Thu | Jan 17, 2019

Free to finally bun a spliff

Published:Tuesday | August 26, 2014 | 12:00 AM
Patria-Kaye Aarons

By Patria-Kaye Aarons

Jamaica appears to be well on its way to decriminalising marijuana. Those in opposition to the move insist that decriminalisation is bad news for both health and society. Similar to their position on condom distribution in schools, they believe that making the commodity readily available will induce, dare I say seduce, trial. I ask myself: Without the fear of lock-up, if weed is available to me, will I light up?

First, if I do, that would be a huge stretch and far out of character for me. In 32 years, I have never smoked a cigarette, let alone a spliff.

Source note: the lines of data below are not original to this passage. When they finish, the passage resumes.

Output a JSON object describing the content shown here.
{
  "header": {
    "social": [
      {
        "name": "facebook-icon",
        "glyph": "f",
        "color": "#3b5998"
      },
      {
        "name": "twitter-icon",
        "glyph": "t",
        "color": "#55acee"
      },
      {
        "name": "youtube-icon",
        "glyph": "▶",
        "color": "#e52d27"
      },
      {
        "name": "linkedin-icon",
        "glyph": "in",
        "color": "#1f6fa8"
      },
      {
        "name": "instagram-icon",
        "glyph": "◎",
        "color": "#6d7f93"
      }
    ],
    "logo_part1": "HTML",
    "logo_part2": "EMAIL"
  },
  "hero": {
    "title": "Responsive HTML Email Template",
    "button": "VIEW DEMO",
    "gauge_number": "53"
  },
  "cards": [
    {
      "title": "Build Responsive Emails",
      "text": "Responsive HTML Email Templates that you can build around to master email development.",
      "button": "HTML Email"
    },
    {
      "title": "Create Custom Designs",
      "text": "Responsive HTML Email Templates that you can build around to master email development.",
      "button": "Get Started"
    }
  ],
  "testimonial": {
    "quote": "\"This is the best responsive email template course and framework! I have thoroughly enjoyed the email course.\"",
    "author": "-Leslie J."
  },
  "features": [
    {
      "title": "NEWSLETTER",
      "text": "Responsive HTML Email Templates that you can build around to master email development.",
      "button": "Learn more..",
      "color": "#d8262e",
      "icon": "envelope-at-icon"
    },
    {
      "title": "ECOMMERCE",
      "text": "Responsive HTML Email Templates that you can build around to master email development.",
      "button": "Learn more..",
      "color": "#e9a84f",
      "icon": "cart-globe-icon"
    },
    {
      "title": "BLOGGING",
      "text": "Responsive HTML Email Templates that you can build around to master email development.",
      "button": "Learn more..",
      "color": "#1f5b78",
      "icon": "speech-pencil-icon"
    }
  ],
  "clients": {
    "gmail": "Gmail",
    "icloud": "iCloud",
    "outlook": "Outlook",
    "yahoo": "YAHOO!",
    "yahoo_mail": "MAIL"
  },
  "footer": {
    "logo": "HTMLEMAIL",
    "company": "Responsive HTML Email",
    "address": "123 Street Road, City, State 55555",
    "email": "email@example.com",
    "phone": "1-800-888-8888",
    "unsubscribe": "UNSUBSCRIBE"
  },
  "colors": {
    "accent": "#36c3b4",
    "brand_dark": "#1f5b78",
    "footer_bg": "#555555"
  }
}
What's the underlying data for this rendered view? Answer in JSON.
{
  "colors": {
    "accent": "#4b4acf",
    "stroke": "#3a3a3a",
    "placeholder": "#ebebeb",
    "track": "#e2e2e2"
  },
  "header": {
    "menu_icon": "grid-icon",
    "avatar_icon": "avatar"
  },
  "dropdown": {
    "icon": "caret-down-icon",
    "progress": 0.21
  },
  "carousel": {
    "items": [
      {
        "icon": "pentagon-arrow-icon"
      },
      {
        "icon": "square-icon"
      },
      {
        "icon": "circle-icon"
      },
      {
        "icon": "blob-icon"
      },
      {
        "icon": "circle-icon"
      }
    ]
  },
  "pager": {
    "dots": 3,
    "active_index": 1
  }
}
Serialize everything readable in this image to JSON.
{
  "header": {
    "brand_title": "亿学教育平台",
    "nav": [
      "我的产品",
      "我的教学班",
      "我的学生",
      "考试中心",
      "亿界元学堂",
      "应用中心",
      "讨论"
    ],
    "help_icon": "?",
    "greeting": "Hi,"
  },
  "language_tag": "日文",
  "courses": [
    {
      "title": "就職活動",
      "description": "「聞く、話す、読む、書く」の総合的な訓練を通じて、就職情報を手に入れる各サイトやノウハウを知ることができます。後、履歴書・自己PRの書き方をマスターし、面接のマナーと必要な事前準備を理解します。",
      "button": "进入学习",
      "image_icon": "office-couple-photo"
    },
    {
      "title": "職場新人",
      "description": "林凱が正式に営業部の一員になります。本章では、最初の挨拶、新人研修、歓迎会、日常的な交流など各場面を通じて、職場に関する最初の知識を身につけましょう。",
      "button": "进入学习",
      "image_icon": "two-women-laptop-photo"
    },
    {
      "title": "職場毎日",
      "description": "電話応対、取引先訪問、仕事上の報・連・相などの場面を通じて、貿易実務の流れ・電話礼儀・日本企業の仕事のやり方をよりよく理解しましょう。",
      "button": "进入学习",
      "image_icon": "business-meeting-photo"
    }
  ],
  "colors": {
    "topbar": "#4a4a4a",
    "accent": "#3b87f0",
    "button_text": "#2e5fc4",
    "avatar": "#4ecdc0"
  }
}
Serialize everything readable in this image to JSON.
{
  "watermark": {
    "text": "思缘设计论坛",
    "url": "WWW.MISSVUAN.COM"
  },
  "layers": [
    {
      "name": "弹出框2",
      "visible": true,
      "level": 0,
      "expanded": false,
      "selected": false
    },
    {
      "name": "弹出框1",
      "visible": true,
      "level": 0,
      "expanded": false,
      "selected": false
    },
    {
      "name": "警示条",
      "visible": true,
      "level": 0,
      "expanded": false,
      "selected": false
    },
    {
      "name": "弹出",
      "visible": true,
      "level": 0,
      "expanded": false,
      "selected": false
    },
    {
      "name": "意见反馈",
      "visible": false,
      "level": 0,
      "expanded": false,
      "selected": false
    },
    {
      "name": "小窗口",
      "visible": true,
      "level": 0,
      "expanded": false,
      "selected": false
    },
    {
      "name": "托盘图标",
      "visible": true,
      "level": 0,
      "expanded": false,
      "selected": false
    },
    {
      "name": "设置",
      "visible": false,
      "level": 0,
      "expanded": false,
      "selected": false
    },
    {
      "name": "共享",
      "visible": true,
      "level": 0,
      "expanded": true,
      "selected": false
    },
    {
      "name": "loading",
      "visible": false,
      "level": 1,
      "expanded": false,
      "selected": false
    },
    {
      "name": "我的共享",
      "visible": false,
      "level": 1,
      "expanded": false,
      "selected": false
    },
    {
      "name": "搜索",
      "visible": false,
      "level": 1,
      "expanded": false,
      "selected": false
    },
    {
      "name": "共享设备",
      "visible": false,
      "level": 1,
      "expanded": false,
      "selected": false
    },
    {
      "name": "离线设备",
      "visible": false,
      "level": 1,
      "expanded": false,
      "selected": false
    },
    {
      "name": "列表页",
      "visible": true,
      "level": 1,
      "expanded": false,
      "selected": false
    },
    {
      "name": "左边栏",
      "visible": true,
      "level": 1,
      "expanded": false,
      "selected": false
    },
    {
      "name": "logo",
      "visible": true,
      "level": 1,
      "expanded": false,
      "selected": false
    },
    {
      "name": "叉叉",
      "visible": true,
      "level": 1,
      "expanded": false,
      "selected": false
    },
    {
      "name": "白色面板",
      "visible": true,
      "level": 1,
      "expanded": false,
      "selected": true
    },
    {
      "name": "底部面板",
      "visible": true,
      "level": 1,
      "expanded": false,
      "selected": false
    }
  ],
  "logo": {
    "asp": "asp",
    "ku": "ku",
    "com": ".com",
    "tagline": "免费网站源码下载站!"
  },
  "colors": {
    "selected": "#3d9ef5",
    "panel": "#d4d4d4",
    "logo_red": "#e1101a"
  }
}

At 12, I lit a piece of folder paper, hell-bent on smoking it and I held that paper trying to convince myself to take one draw until it burnt me.

However, I've always considered smoking weed as something you just have to do once. I'm contemplating adding it to my bucket list. World presidents have allegedly smoked a doobie in their experimental college years; Olympic athletes have risked their entire careers for a 'one draw'; the catalogue of music paying homage to the plant is extensive; unofficially, it's part of the reason tourists come to Jamaica and feel all right; and Rastafarians have made it a holy sacrament. That makes me more than a little curious.

Truth is, I probably am going to smoke it one day. I am truly seduced by the mysticism surrounding weed. So many people I know have recounted to me the funniest of stories that transpired all when they were marijuana induced. If I indulge, I hope I'm one of those persons who smokes weed and it makes me laugh. A lot. I already find life deliriously amusing, so this should be fun.

Many a musician has penned timeless lyrics under the influence. Perhaps weed will elevate me to lofty heights and my article that week will be filled with the mysticisms of life.

But then real reservations cross my mind, and they outweigh my curiosity and spirit of adventure.

I need to be fully educated about how much more dangerous cannabis is than, say, alcohol. I love me some white rum, but I know my limits, and my liver and I are still friends. I still don't really know the medical side effects of marijuana and I have fears about its addictive nature. Until and unless I do know more, and am convinced that I'll be safe, I'm not smoking anything. Legal or not.


I also have real fears about what the decrminalisation of weed means for my surroundings. For sure, if I smoke that one joint, I wouldn't do it at home. I wouldn't do that to my neighbours. I would hate to come home and have my apartment complex smelling like weed. (It happened once before and I called the police). Would my neighbour now be in his right to light up in the comfort of his apartment? Would my nostrils be protected by the 'smoking-in-public ban'? These are things I need to know.

There is also a classist stereotype with marijuana use. It's not the stick of choice for Jamaica's upper crust. A man can be seen smoking a cigarette and not lose an ounce of respect, but society definitely associates weed with the lowest socio-economic group. Let's be real, if you walk through Cherry Gardens and smell sensimilla, your first assumption is that someone's gardener just lit up. Not that the Joneses are getting hammered in their uptown abode. They don't do it - or so we are led to believe - even if it's just out of fear of what the neighbours would think.

So here's my final position. If I do smoke weed, I have five strict rules.

1. I'm only doing it once.

2. I'm not buying it myself. The thought of going to a dealer and buying a $100 bag feels a little drug addict to me.

3. I will not be rolling my own joint. This rubbing-out-of-your-hand-middle business I don't subscribe to. Those images I associate with the guys on 'the corner' who I wish were gainfully employed.

4. I have to see it being made. I hear if you smoke a spliff with a lizard's tail in it, it will drive you mad. No idea if there's truth to that, but I wouldn't take any chances.

5. I'm not sharing a spliff. In my mind, that's akin to sharing a toothbrush. That's just too much spit-swapping for me.

If I do smoke it, I'll be sure to write about my experience. It should make for an interesting article. When I sober up.

Patria-Kaye Aarons is a television presenter and confectioner. Email feedback to and, or tweet @findpatria.